(Dataset rows for apps and sites)
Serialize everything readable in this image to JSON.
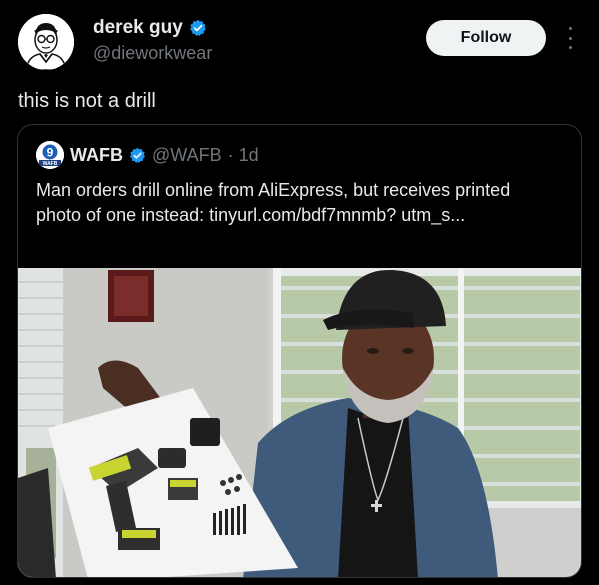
{
  "author": {
    "name": "derek guy",
    "handle": "@dieworkwear",
    "verified": true,
    "avatar_icon": "cartoon-portrait-avatar"
  },
  "follow_label": "Follow",
  "tweet_text": "this is not a drill",
  "quoted": {
    "name": "WAFB",
    "handle": "@WAFB",
    "time": "· 1d",
    "verified": true,
    "logo_label": "WAFB",
    "text": "Man orders drill online from AliExpress, but receives printed photo of one instead: tinyurl.com/bdf7mnmb? utm_s..."
  },
  "colors": {
    "background": "#000000",
    "text": "#e7e9ea",
    "muted": "#71767b",
    "verified": "#1d9bf0",
    "border": "#2f3336",
    "drill_accent": "#c8d430"
  }
}
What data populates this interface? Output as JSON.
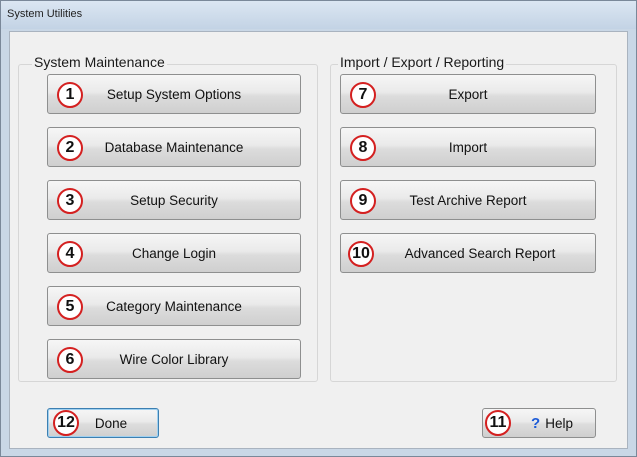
{
  "window": {
    "title": "System Utilities"
  },
  "maintenance": {
    "label": "System Maintenance",
    "buttons": [
      {
        "number": "1",
        "label": "Setup System Options"
      },
      {
        "number": "2",
        "label": "Database Maintenance"
      },
      {
        "number": "3",
        "label": "Setup Security"
      },
      {
        "number": "4",
        "label": "Change Login"
      },
      {
        "number": "5",
        "label": "Category Maintenance"
      },
      {
        "number": "6",
        "label": "Wire Color Library"
      }
    ]
  },
  "reporting": {
    "label": "Import / Export / Reporting",
    "buttons": [
      {
        "number": "7",
        "label": "Export"
      },
      {
        "number": "8",
        "label": "Import"
      },
      {
        "number": "9",
        "label": "Test Archive Report"
      },
      {
        "number": "10",
        "label": "Advanced Search Report"
      }
    ]
  },
  "footer": {
    "done": {
      "number": "12",
      "label": "Done"
    },
    "help": {
      "number": "11",
      "label": "Help",
      "icon": "?"
    }
  },
  "colors": {
    "badge_ring": "#d42020",
    "help_icon": "#1c5bd8",
    "focus_border": "#3c7fb1"
  }
}
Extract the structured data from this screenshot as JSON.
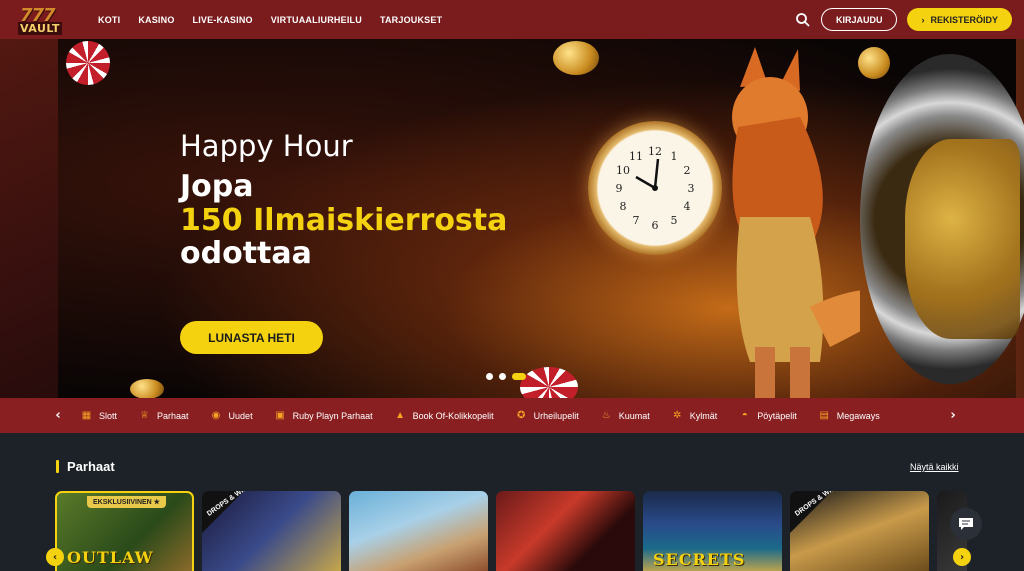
{
  "header": {
    "logo_top": "777",
    "logo_bottom": "VAULT",
    "nav": [
      "KOTI",
      "KASINO",
      "LIVE-KASINO",
      "VIRTUAALIURHEILU",
      "TARJOUKSET"
    ],
    "login_label": "KIRJAUDU",
    "register_label": "REKISTERÖIDY",
    "register_icon": "chevron-right-icon",
    "search_icon": "search-icon"
  },
  "hero": {
    "line1": "Happy Hour",
    "line2": "Jopa",
    "line3": "150 Ilmaiskierrosta",
    "line4": "odottaa",
    "cta_label": "LUNASTA HETI",
    "slide_count": 3,
    "active_slide": 3
  },
  "categories": [
    {
      "label": "Slott",
      "icon": "slot-icon"
    },
    {
      "label": "Parhaat",
      "icon": "trophy-icon"
    },
    {
      "label": "Uudet",
      "icon": "new-icon"
    },
    {
      "label": "Ruby Playn Parhaat",
      "icon": "ruby-icon"
    },
    {
      "label": "Book Of-Kolikkopelit",
      "icon": "book-icon"
    },
    {
      "label": "Urheilupelit",
      "icon": "ball-icon"
    },
    {
      "label": "Kuumat",
      "icon": "flame-icon"
    },
    {
      "label": "Kylmät",
      "icon": "snowflake-icon"
    },
    {
      "label": "Pöytäpelit",
      "icon": "table-icon"
    },
    {
      "label": "Megaways",
      "icon": "megaways-icon"
    }
  ],
  "section": {
    "title": "Parhaat",
    "see_all": "Näytä kaikki",
    "badges": {
      "exclusive": "EKSKLUSIIVINEN ★",
      "drops": "DROPS & WINS"
    },
    "card_texts": [
      "OUTLAW",
      "SECRETS"
    ]
  },
  "colors": {
    "header_bg": "#7a1c1e",
    "accent_yellow": "#f5d210",
    "catbar_bg": "#8a1f22",
    "page_bg": "#1c2228"
  }
}
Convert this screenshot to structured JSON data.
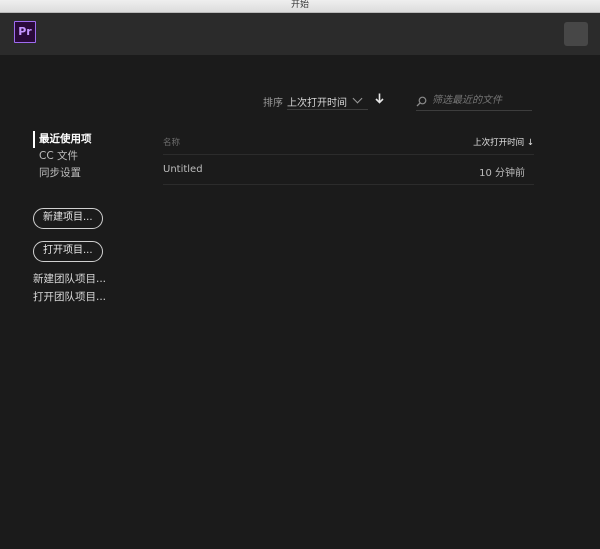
{
  "window": {
    "title": "开始"
  },
  "header": {
    "logo_text": "Pr"
  },
  "sort": {
    "label": "排序",
    "selected": "上次打开时间",
    "direction_icon": "arrow-down"
  },
  "search": {
    "placeholder": "筛选最近的文件",
    "value": ""
  },
  "sidebar": {
    "items": [
      {
        "label": "最近使用项",
        "active": true
      },
      {
        "label": "CC 文件",
        "active": false
      },
      {
        "label": "同步设置",
        "active": false
      }
    ]
  },
  "actions": {
    "new_project": "新建项目...",
    "open_project": "打开项目...",
    "new_team_project": "新建团队项目...",
    "open_team_project": "打开团队项目..."
  },
  "table": {
    "columns": {
      "name": "名称",
      "last_opened": "上次打开时间 ↓"
    },
    "rows": [
      {
        "name": "Untitled",
        "last_opened": "10 分钟前"
      }
    ]
  },
  "colors": {
    "accent": "#9f6cf0",
    "background": "#1b1b1b",
    "header_bg": "#2b2b2b"
  }
}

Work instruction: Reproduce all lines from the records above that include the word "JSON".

Result of the task:
Serialize everything readable in this image to JSON.
What data populates this interface? Output as JSON.
Extract the structured data from this screenshot as JSON.
Convert this screenshot to structured JSON data.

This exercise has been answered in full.